Breakfast With Scot (E1) – We’ve all seen the movies where gruff, macho dads and resolve to toughen up sons who show interest in such clearly effeminate pursuits as ballet or theater or literature. The twist in this tale of orphaned boy Scot (Noah Bernett) who finds comfort in jewelry and feather boas and belting out Christmas carols is that his new guardians are gay men who cringe at Scot’s exuberantly “gay” behavior. Eric (Thomas Cavanagh), a former pro hockey player turned sportscaster, and his partner (Ben Shenkman), a lawyer, hide their relationship under a front of heterosexual respectability and inadvertently teach Scot to be ashamed of appearing different. The angle is intriguing if not actually enlightening and the film has the unusual distinction of being the first gay-themed movie officially sanctioned by a professional sports league. Otherwise, this gay film is content to pass for a predictably heartwarming story of fathers and sons and lessons learned all around. Laurie Lynd directs the Canadian production, adapted from Michael Downing’s novel.

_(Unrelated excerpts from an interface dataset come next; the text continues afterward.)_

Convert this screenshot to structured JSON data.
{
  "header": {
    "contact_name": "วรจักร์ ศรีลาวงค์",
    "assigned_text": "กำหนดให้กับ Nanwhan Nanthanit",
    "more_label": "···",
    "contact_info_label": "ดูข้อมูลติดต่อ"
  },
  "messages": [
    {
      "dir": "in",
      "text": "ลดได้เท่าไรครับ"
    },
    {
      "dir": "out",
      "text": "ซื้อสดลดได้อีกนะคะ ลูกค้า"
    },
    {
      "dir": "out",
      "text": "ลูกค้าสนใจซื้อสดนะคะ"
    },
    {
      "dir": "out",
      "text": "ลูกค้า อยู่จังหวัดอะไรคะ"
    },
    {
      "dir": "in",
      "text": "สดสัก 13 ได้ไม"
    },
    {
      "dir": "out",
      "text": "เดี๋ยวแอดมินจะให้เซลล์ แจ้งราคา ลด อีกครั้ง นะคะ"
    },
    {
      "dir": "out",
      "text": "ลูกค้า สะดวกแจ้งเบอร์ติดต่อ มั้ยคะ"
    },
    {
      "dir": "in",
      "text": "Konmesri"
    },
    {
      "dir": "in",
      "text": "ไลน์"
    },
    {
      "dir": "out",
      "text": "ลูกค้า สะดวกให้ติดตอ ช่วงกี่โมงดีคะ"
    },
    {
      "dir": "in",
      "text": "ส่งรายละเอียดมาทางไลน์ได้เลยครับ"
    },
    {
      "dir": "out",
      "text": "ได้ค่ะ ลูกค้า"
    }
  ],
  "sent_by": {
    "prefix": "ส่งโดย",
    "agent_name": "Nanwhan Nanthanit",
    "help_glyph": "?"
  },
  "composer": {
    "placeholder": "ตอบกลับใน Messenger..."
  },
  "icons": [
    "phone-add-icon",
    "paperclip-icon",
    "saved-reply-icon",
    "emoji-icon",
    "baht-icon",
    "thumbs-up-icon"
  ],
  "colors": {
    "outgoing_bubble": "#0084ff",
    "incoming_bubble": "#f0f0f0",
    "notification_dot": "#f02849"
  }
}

Criterion released James Ivory’s Howards End on Blu-ray last year. Now it arrives on a two-disc DVD set with most of the same supplements from the earlier Home Vision release but featuring the same new high-definition transfer as the Blu-ray disc and an appreciation of the late Ismail Merchant by director James Ivory (also on the Blu-ray). The 1992 film is an impeccably elegant satire of Edwardian England where a plot by snooty upper-class conservative becomes hopelessly intertwined in a complicated story that encompasses class, politics, adultery, marriage, murder, and ultimately the driest irony the intolerant aristocratic snobs could imagine. Anthony Hopkins is conservative patriarch of an old-money family in early 20th century England, Emma Thompson is a free-thinking woman befriended by his dying wife (Vanessa Redgrave, in an incandescent performance), and Helena Bonham Carter is Thompson’s younger sister, an even freer spirit. The Merchant-Ivory adaptation of the E.M Forster novel, directed from a screenplay by Ruth Prawer Jhabvala, remains one of the finest of their collaborations.
Again, it’s been a week with far more interesting releases than I’ve had the opportunity to explore. Flame and Citron (IFC) from Denmark, Bliss (First Run) from Turkey, the animated $9.99 (E1) from writer Etgar Kerets and the documentaries Crude (First Run) from Joe Berlinger and End of the Line (Docurama) from Rupert Murray.
Finally, there’s no need for me to rehash Cirque du Freak: The Vampire’s Assistant (Universal), another attempt to transform a young adult supernatural adventure series into a film franchise, but even with the freakshow hook, this is the most anemic vampire movie in ages. You can read my full review on my blog here and get DVD details from my MSN review here.